The string "tone" may appear on lines of the entries below; report how many such lines there are, and only that.
··· Provided records
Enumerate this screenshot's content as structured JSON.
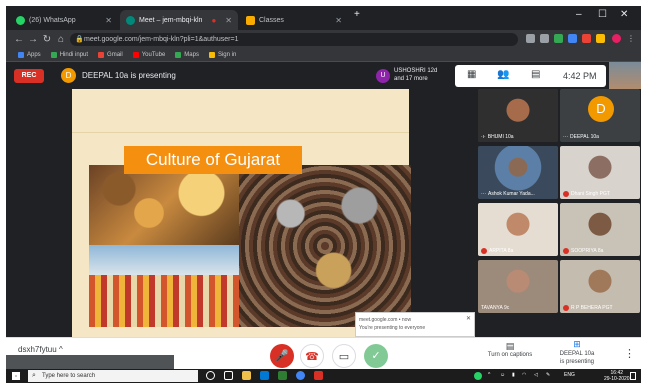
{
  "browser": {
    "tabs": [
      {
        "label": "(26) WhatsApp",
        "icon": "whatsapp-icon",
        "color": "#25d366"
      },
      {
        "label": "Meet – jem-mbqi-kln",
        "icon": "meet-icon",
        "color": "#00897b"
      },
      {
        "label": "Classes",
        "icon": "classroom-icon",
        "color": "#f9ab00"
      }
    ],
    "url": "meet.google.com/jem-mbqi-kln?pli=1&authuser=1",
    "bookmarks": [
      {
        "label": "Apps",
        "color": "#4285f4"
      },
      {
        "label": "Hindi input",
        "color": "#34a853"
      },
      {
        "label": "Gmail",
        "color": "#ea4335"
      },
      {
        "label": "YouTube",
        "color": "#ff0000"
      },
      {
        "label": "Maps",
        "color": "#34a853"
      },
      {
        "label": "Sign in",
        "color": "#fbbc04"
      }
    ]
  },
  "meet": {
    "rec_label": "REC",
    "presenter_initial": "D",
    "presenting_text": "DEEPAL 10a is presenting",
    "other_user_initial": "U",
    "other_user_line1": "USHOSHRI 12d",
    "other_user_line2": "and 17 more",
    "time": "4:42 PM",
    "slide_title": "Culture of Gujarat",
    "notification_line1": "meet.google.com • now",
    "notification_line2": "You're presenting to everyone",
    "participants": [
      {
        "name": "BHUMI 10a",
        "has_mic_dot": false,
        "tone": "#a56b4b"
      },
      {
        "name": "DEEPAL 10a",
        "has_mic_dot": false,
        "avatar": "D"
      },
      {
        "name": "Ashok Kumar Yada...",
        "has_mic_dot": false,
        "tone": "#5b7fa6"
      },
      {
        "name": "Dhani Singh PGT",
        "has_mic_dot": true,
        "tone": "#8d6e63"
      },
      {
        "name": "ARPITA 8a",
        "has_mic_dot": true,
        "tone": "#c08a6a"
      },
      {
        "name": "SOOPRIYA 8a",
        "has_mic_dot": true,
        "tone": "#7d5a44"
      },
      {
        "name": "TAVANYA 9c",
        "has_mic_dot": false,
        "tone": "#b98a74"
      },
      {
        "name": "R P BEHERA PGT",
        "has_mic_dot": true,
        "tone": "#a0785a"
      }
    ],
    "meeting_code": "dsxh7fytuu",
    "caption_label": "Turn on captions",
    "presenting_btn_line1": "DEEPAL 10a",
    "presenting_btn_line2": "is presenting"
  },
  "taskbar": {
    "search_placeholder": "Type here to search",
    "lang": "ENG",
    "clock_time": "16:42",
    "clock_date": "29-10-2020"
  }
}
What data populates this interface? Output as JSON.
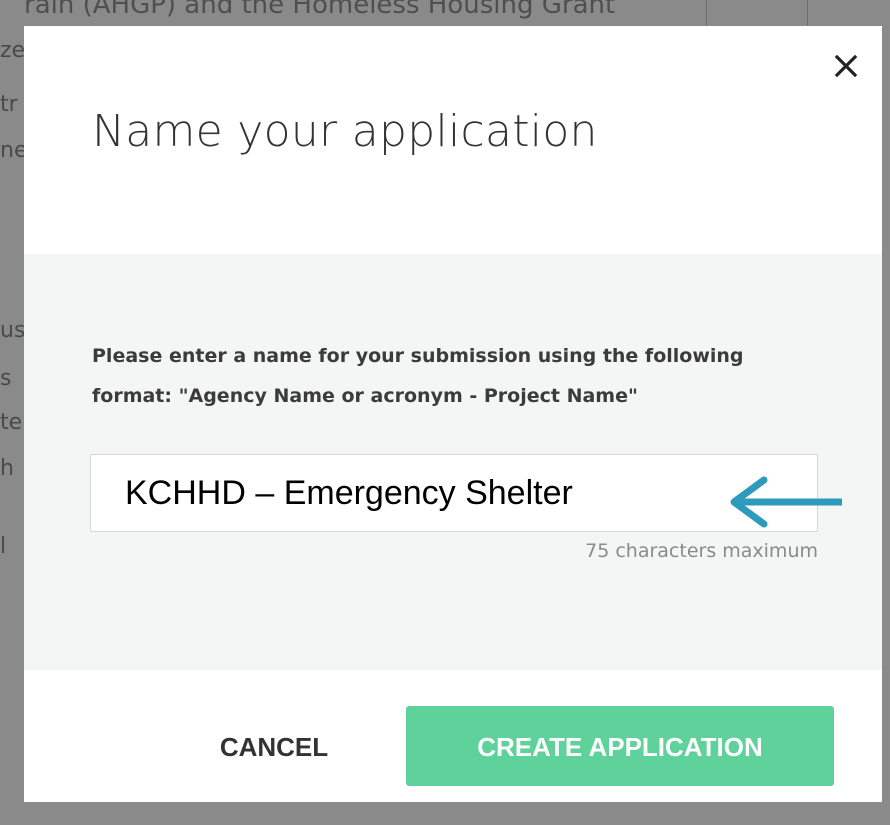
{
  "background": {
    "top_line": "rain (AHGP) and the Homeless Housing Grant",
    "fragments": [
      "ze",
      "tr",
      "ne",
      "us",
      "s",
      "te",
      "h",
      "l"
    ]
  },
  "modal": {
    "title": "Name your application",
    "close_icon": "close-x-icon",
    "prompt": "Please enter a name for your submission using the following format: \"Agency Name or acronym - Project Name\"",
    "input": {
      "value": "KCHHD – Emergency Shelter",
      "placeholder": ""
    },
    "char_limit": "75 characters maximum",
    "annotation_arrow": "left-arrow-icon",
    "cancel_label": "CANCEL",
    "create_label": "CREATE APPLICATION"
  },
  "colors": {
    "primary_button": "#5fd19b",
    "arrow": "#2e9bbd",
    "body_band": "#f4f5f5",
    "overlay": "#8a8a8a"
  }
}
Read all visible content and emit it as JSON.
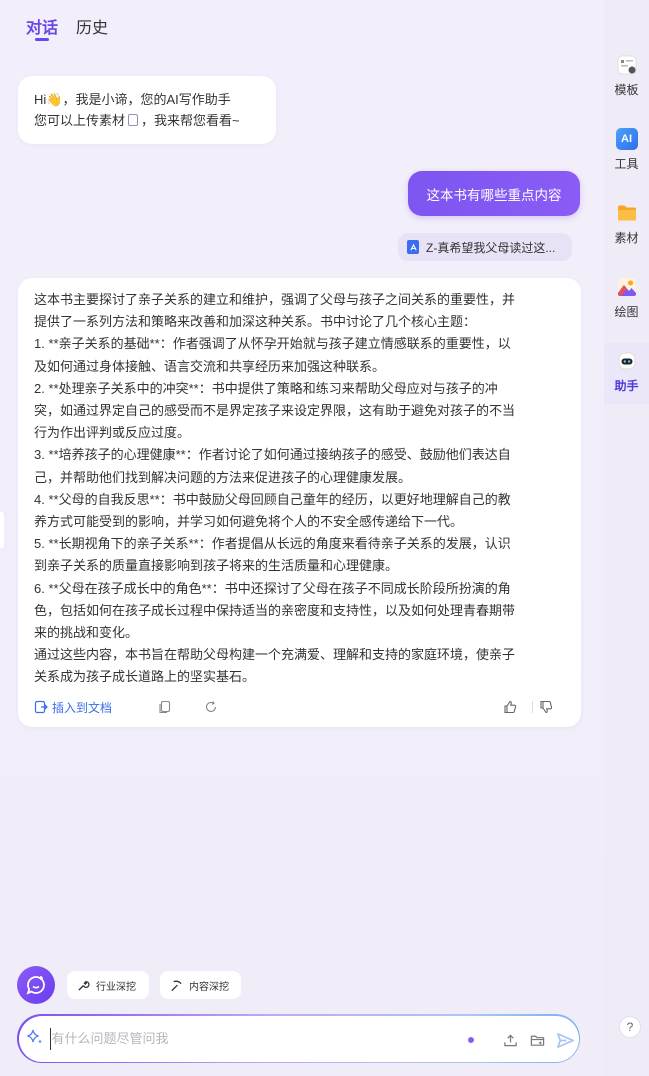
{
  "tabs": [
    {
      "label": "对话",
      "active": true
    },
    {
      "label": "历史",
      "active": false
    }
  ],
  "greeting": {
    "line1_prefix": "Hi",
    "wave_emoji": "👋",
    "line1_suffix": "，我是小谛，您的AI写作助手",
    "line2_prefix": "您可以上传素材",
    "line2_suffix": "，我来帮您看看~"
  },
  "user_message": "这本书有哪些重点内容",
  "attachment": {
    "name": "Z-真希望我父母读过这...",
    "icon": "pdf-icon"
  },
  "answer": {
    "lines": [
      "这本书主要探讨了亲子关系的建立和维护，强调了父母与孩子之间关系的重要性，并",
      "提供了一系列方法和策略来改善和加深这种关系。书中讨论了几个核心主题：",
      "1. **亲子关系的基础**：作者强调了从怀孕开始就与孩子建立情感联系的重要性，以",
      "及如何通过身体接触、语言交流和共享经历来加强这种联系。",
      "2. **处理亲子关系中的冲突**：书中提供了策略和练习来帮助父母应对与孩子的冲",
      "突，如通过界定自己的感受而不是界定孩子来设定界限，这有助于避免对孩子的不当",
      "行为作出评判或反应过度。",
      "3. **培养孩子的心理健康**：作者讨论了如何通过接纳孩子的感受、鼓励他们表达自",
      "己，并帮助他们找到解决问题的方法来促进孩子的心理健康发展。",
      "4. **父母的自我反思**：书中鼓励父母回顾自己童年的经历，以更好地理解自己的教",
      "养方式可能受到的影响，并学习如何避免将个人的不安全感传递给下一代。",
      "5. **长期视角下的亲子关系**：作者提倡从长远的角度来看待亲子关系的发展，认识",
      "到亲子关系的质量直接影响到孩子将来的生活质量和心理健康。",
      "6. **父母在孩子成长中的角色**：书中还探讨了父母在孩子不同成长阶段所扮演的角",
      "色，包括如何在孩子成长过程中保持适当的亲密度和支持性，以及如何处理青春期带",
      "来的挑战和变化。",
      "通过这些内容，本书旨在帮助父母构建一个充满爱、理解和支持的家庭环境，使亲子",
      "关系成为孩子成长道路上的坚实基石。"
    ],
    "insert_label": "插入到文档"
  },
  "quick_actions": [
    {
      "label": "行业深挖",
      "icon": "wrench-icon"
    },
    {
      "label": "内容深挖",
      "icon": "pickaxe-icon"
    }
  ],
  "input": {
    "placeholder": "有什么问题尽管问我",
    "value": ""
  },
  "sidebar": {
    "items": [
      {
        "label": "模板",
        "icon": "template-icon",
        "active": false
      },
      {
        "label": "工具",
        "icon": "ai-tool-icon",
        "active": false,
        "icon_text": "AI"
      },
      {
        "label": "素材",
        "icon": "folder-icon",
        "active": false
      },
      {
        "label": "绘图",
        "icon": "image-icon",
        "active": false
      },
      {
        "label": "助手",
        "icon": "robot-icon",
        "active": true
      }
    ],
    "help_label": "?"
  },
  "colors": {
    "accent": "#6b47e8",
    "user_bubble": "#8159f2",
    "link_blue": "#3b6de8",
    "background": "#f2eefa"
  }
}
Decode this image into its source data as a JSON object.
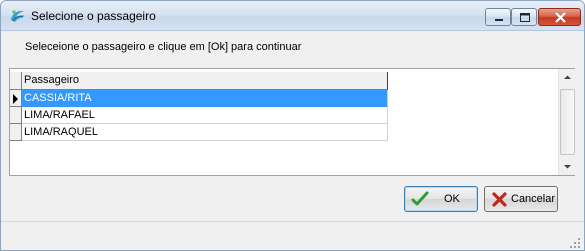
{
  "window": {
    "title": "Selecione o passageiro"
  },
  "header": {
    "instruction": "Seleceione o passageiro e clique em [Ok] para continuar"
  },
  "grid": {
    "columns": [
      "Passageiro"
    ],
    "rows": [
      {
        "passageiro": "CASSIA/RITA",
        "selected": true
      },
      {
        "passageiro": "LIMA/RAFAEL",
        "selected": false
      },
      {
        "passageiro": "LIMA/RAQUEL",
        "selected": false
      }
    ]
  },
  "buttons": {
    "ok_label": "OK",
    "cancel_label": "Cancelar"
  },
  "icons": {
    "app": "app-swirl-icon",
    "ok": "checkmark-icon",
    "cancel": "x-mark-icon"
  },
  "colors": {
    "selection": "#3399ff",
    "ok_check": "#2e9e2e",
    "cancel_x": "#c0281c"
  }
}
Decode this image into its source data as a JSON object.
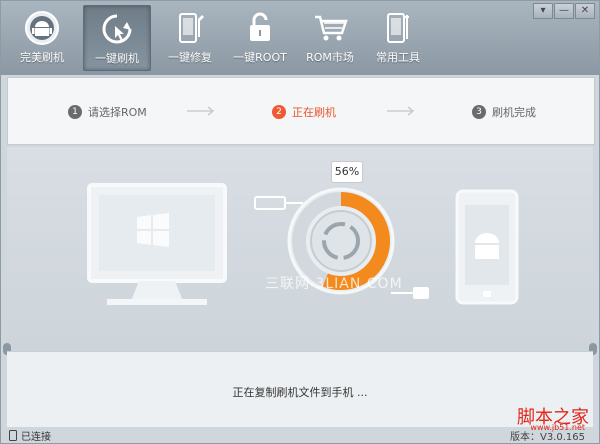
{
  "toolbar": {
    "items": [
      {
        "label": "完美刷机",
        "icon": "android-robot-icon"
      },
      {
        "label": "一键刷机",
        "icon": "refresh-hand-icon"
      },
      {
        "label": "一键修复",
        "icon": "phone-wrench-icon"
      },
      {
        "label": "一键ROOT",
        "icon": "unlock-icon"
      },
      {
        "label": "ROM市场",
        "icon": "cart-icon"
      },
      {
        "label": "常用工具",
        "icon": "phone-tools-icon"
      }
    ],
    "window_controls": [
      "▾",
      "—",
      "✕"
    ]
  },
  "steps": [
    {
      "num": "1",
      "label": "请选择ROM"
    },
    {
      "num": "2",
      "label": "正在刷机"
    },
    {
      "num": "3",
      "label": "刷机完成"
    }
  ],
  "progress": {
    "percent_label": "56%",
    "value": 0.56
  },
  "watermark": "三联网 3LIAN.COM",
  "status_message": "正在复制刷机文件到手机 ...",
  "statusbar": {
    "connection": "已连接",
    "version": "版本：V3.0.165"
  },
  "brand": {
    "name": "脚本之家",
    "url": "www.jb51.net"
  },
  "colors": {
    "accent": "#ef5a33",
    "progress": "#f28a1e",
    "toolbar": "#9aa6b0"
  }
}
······
--- Completed task ---
7